Ten Interesting Things About The Edmund Fitzgerald...

  1. One of the ships nicknames was "Titanic of the Great Lakes"
  2. Captain Peter Pulcer was known for playing music day or night as the ship passed through the St. Clair River and The Detroit river.
  3. The Captain, Ernest McSorley (who was charge on the night of the wreck) was on his last voyage before retirement.
  4. Not one body was ever recovered from the sinking.
  5. There was never a call for assistance before the ship went down. In fact,during  the last call the Captain made he stated "we are holding our own".
  6. On November 10th every year, the bell recovered from the ship is rung 29 times honoring the lives lost on that faithful night back in 1975.
  7. When recuse ships got to the scene the only thing they found was 2 life boats and one life jacket...there was no sign of the ship.
  8. The song 'Wreck of the Edmund Fitzgerald' was #2 on the hot 100 chart.
  9. You could book passage on the ship as a guest (only crew was on the boat the night of the sinking).
  10. It took Elizabeth Fitzgerald three attempts to break a champagne bottle over the ships bow when cherishing the boat.

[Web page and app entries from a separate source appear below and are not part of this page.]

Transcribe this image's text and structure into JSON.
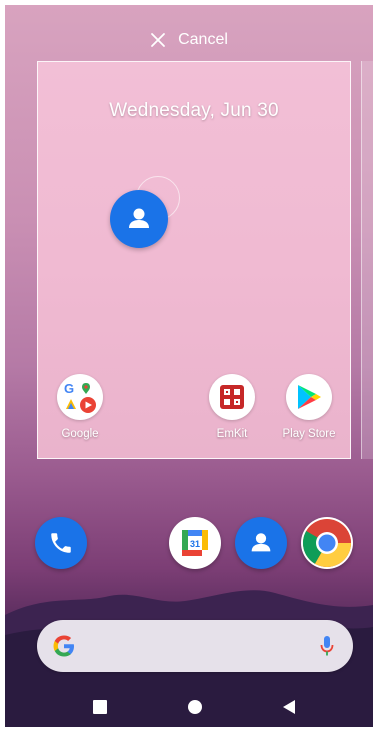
{
  "top_bar": {
    "cancel_label": "Cancel",
    "close_icon": "close-icon"
  },
  "preview": {
    "date": "Wednesday, Jun 30",
    "dragged_app": "contacts-icon",
    "apps": [
      {
        "label": "Google",
        "icon": "google-folder-icon"
      },
      {
        "label": "EmKit",
        "icon": "emkit-icon"
      },
      {
        "label": "Play Store",
        "icon": "play-store-icon"
      }
    ]
  },
  "dock": {
    "apps": [
      "phone-icon",
      "calendar-icon",
      "contacts-icon",
      "chrome-icon"
    ],
    "calendar_day": "31"
  },
  "search": {
    "logo": "google-g-icon",
    "mic": "mic-icon"
  },
  "nav": [
    "recents-icon",
    "home-icon",
    "back-icon"
  ],
  "colors": {
    "accent_blue": "#1a73e8",
    "preview_bg": "#f0bad2",
    "search_bg": "#e6e1ea"
  }
}
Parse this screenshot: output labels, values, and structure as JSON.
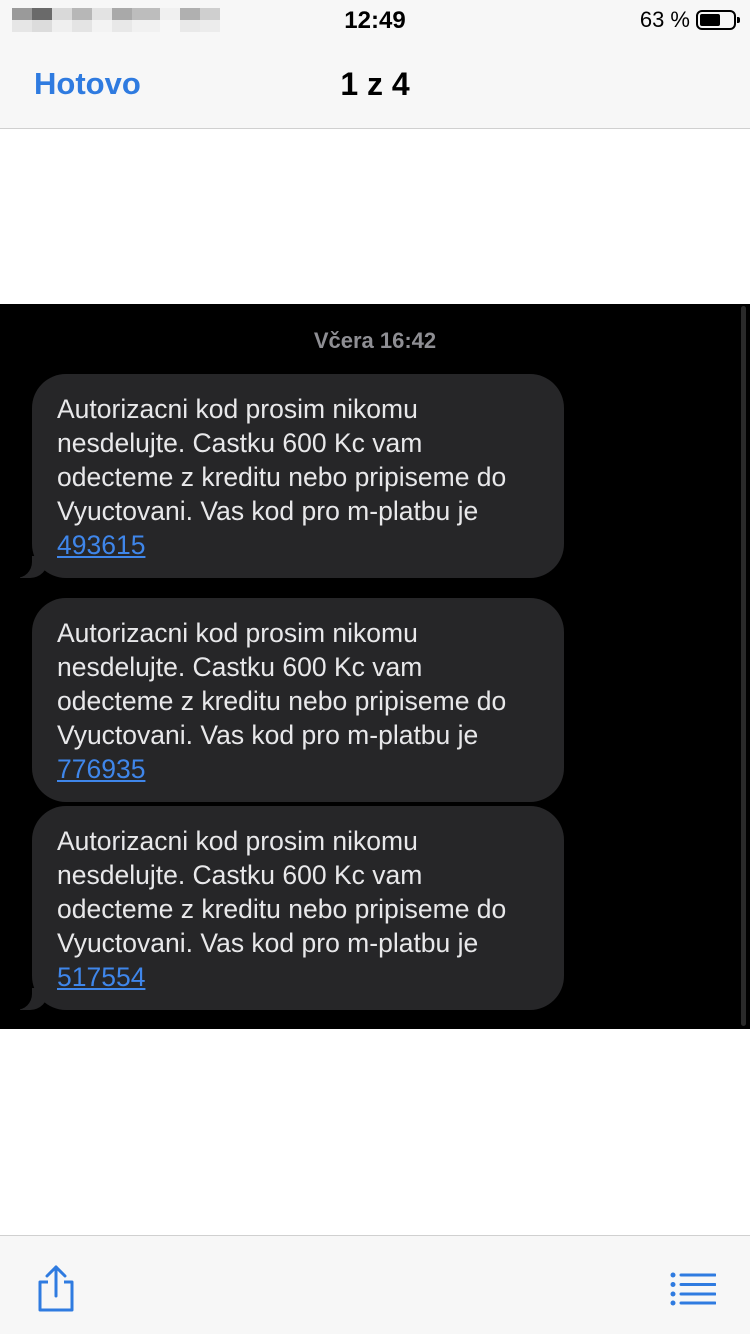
{
  "status_bar": {
    "time": "12:49",
    "battery_percent": "63 %",
    "battery_level": 0.63
  },
  "navbar": {
    "done_label": "Hotovo",
    "title": "1 z 4"
  },
  "message_thread": {
    "timestamp": "Včera 16:42",
    "messages": [
      {
        "text": "Autorizacni kod prosim nikomu nesdelujte. Castku 600 Kc vam odecteme z kreditu nebo pripiseme do Vyuctovani. Vas kod pro m-platbu je",
        "code": "493615"
      },
      {
        "text": "Autorizacni kod prosim nikomu nesdelujte. Castku 600 Kc vam odecteme z kreditu nebo pripiseme do Vyuctovani. Vas kod pro m-platbu je",
        "code": "776935"
      },
      {
        "text": "Autorizacni kod prosim nikomu nesdelujte. Castku 600 Kc vam odecteme z kreditu nebo pripiseme do Vyuctovani. Vas kod pro m-platbu je",
        "code": "517554"
      }
    ]
  },
  "toolbar": {
    "share_icon": "share-icon",
    "list_icon": "list-icon"
  },
  "colors": {
    "accent": "#2f7be0",
    "bubble": "#262628",
    "link": "#3f86ea"
  }
}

The Wreck of the Edmond Fitzgerald

BONUS VIDEO - A Peaceful Evening on Lake Superior